On October 6th of 1926, Babe Ruth (also known as the Yankee Slugger) smacked a record three home runs against the St. Louis Cardinals in fourth game of the World Series. They didn't call him the Sultan of Swat for nothing. In the fourth game of another Yankees Cardinals World Series, Ruth tied his own record, with three out of the park home runs.
Babe Ruth was born George Herman Ruth on February 6th of 1895 in Baltimore, Maryland. He was the first of eight children, although only he and one of his younger sisters survived through infancy. George was a bit of a troublemaker, his worst offenses being truancy and drinking beer from his father's saloon. On account of this, his parents sent him to a reform school called St. Mary's Industrial School for Boys. It was a place where corporal punishment was common, and all the boys got a good education. They were also forced to work. George worked at St. Mary's as a shirt maker, and also as a carpenter. His parents rarely visited him. Losing six children must have taken its toll on them.
Ruth credits one of the teachers at St. Mary's, Brother Matthias, with teaching him baseball. Brother Matthias was pretty good at baseball, and encouraged all the boys to play. In 1926, the same year Ruth broke his home run record, he would repay Brother Matthias with a $5,000 Cadillac. That's about $50,000 in today's money. Ruth also contributed generously to St. Mary's Industrial School for Boys, as well as other charities. For this, he did not attempt to receive publicity.
George's mother died when he was twelve years old. So George lived at the reform school until the age of 19, when he was signed on as a minor league pitcher for the Baltimore Orioles.
Babe Ruth initially played for the Boston Red Sox, but earned his greatest fame as a hard hitting outfielder for the New York Yankees. The New York Yankees of the 1920s were considered one of the best teams to ever take the field. They were known as Murderer's Row because of their powerful slugging lineup, which also included Lou Gehrig. When Ruth switched from the Red Sox to the Yankees, he hit more home runs than the whole Red Sox team combined.

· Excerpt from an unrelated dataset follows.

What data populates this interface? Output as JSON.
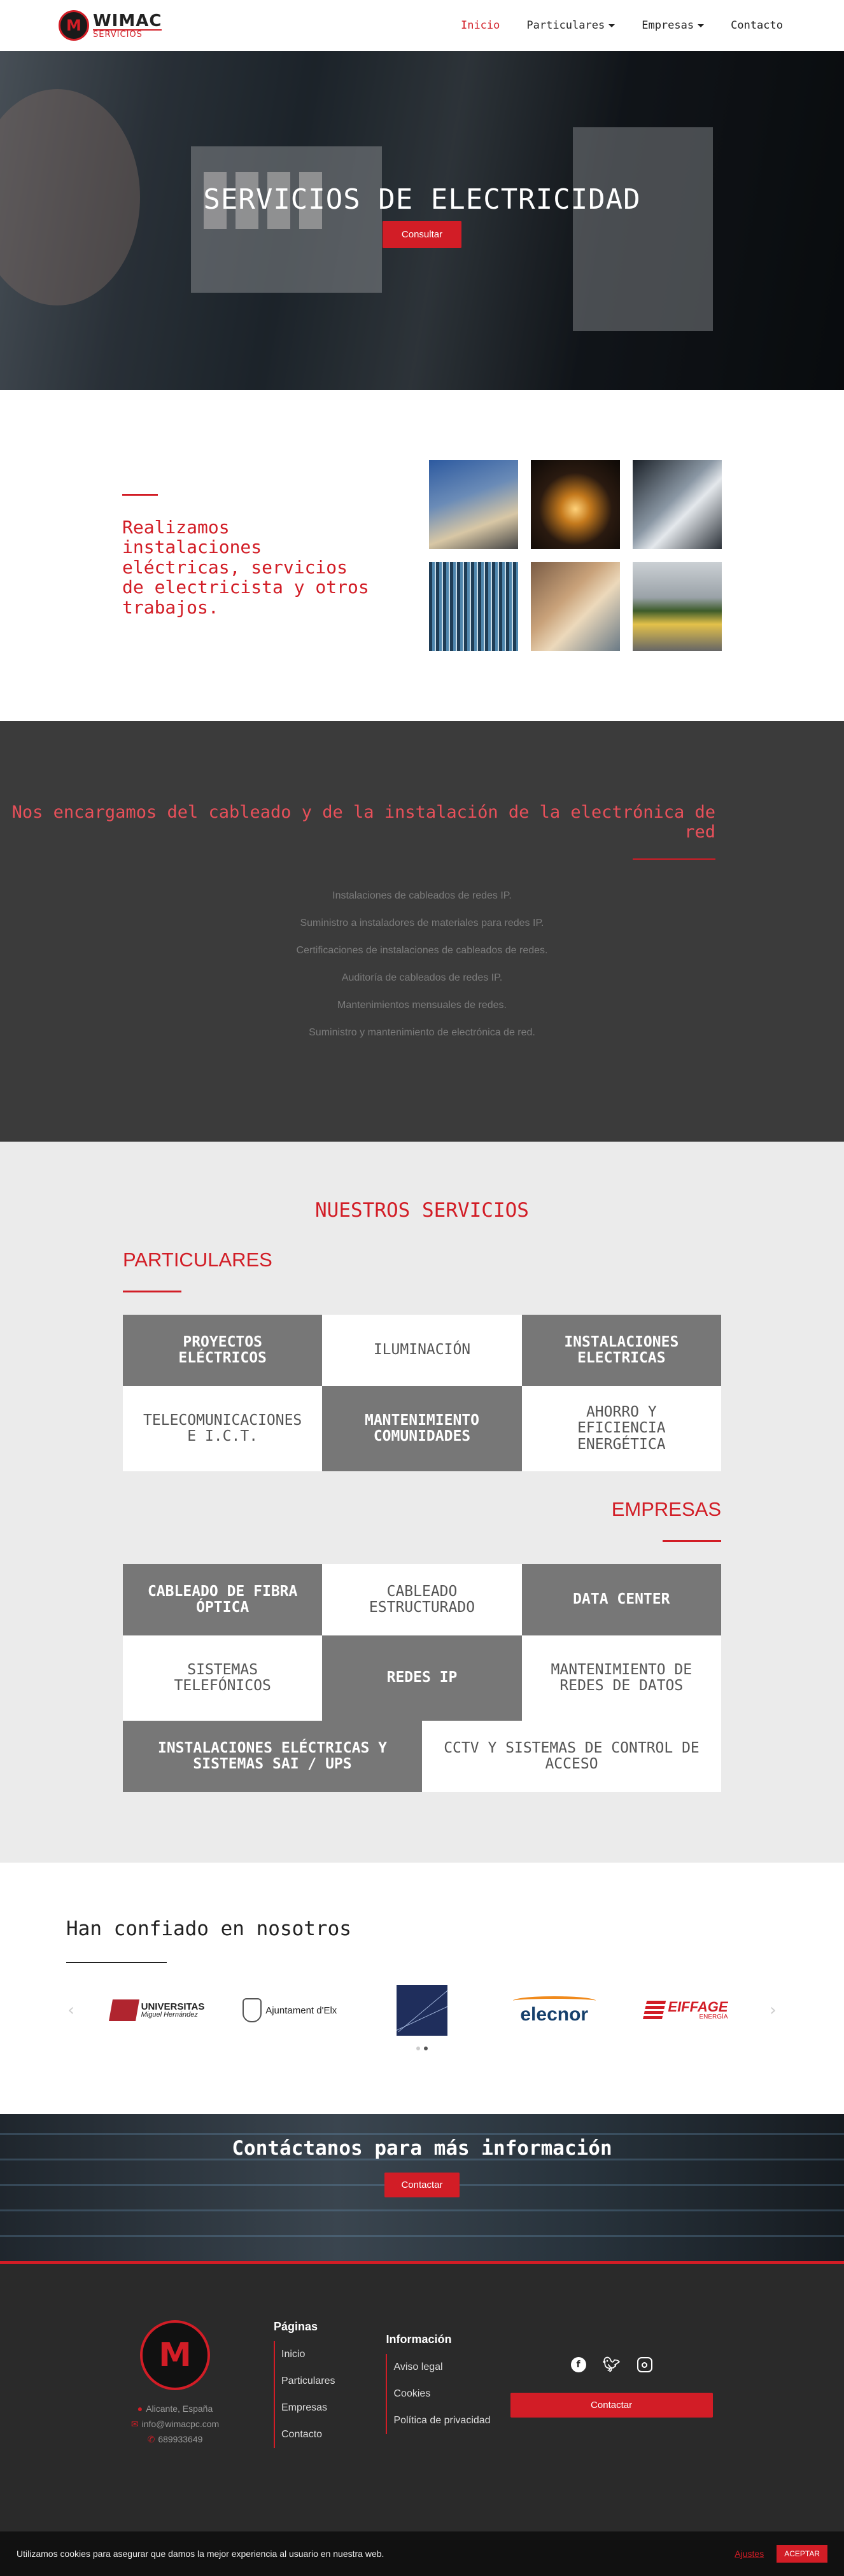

Going into the 1928 season, Ruth signed an unprecedented contract for $80,000 a year.
Ruth helped the Yankees win seven American League championships and four World Series championships. Ruth's MLB career spanned 22 seasons, from 1914 until 1935, when he briefly played for the Boston Braves. He broke a lot of world slugging records, some of which still stand today.
In 1936, Babe Ruth was elected into the Baseball Hall of Fame, as one of its first five members.
Babe Ruth's legendary power and personal appeal made him a popular figure of the “Roaring Twenties.” He was always being hounded and chastised by the press, as much for drinking and womanizing as for his performance on the baseball field.
Contributor & Chief Coffee Maker